→ What you need to do
Reproduce each line from the records that holds "Utilization".
[[ Material to process open ]]
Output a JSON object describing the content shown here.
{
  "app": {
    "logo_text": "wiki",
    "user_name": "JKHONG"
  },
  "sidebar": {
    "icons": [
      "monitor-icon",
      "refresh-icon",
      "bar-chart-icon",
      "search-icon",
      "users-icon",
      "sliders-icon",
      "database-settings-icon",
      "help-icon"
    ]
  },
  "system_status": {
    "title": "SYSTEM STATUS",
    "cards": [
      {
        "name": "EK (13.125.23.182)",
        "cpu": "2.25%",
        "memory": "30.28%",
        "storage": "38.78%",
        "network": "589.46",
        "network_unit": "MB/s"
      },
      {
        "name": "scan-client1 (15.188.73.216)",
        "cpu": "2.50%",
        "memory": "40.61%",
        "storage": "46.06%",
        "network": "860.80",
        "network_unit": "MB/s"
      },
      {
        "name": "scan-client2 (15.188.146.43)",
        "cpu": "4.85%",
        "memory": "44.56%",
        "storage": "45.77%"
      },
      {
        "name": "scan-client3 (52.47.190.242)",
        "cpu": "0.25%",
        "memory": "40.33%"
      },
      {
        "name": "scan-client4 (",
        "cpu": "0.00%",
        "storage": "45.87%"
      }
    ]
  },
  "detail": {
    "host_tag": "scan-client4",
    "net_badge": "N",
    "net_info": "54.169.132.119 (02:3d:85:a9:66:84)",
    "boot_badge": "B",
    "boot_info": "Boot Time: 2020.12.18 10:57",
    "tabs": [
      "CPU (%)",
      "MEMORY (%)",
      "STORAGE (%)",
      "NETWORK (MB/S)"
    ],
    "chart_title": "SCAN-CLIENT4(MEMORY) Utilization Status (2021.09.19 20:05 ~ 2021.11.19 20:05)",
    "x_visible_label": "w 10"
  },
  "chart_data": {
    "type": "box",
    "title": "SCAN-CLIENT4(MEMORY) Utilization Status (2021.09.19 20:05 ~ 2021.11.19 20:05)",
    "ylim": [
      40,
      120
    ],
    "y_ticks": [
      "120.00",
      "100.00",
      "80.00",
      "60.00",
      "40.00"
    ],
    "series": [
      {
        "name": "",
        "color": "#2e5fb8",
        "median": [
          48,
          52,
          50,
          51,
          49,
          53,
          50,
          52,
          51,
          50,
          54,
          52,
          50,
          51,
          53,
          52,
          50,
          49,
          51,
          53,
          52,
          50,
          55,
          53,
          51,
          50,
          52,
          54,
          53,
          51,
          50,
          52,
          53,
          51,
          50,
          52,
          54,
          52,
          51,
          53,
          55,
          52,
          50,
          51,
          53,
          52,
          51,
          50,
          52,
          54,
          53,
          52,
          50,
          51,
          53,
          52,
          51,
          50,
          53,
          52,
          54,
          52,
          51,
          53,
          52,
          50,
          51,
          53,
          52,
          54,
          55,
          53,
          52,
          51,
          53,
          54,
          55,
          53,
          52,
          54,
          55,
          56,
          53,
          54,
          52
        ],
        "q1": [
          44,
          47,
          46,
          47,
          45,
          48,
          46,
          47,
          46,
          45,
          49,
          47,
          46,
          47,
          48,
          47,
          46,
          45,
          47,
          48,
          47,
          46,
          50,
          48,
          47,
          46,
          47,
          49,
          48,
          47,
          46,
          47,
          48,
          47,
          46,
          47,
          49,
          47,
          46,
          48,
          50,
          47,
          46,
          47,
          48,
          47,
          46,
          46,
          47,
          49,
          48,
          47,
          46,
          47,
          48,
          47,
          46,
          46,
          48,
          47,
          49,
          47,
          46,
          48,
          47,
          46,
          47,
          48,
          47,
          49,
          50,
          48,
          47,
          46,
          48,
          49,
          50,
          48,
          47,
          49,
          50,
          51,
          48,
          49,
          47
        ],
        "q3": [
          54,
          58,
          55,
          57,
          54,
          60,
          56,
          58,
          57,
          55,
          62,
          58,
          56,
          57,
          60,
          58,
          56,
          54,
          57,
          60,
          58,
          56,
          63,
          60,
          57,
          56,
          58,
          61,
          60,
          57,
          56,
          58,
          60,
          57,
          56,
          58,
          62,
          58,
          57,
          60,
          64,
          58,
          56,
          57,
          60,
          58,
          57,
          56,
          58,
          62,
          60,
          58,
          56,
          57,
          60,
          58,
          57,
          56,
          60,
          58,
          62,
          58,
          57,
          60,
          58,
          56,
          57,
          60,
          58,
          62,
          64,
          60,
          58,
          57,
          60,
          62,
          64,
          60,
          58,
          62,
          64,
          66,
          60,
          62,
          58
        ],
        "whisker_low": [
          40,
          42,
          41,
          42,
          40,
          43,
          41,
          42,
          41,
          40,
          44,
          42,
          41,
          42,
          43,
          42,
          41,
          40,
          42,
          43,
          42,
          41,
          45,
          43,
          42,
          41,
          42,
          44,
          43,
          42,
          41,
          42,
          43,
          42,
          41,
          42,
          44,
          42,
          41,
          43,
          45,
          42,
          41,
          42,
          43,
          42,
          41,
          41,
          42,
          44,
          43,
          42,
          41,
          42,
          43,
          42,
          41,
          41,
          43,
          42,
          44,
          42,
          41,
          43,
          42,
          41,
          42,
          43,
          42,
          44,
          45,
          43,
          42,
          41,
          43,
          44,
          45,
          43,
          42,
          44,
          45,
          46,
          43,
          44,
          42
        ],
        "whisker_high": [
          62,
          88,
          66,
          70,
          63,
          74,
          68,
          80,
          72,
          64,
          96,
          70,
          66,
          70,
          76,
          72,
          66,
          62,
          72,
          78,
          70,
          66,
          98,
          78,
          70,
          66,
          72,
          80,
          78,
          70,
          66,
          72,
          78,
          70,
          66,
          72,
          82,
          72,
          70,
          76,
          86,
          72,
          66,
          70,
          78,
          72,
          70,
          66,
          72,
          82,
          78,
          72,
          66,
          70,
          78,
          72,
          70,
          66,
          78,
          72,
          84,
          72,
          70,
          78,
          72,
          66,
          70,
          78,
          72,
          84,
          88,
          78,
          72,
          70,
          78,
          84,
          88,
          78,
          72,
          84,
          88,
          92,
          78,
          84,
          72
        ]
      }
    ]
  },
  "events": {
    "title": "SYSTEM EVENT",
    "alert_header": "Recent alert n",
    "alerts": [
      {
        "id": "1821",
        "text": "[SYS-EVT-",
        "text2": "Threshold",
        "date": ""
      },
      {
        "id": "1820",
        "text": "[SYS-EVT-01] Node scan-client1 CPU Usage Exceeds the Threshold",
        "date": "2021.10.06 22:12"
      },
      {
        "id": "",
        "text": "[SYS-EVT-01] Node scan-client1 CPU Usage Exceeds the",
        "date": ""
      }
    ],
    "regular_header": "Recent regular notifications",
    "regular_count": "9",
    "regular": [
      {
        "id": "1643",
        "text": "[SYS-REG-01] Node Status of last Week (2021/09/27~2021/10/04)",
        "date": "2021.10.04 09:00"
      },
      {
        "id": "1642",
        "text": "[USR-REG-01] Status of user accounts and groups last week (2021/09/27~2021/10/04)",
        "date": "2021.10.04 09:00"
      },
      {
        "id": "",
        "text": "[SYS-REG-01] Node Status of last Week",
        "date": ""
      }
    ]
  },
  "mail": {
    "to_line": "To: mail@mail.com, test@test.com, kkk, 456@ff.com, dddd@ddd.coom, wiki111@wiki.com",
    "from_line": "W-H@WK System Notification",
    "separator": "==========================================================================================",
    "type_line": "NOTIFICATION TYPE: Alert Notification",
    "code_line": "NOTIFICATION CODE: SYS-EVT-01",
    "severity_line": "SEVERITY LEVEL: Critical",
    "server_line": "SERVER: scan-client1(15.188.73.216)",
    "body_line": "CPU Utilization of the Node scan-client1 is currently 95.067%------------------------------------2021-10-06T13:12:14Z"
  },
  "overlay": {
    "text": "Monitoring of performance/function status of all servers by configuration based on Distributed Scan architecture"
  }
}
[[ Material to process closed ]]
→ Solution for this problem
    "chart_title": "SCAN-CLIENT4(MEMORY) Utilization Status (2021.09.19 20:05 ~ 2021.11.19 20:05)",
    "title": "SCAN-CLIENT4(MEMORY) Utilization Status (2021.09.19 20:05 ~ 2021.11.19 20:05)",
    "body_line": "CPU Utilization of the Node scan-client1 is currently 95.067%------------------------------------2021-10-06T13:12:14Z"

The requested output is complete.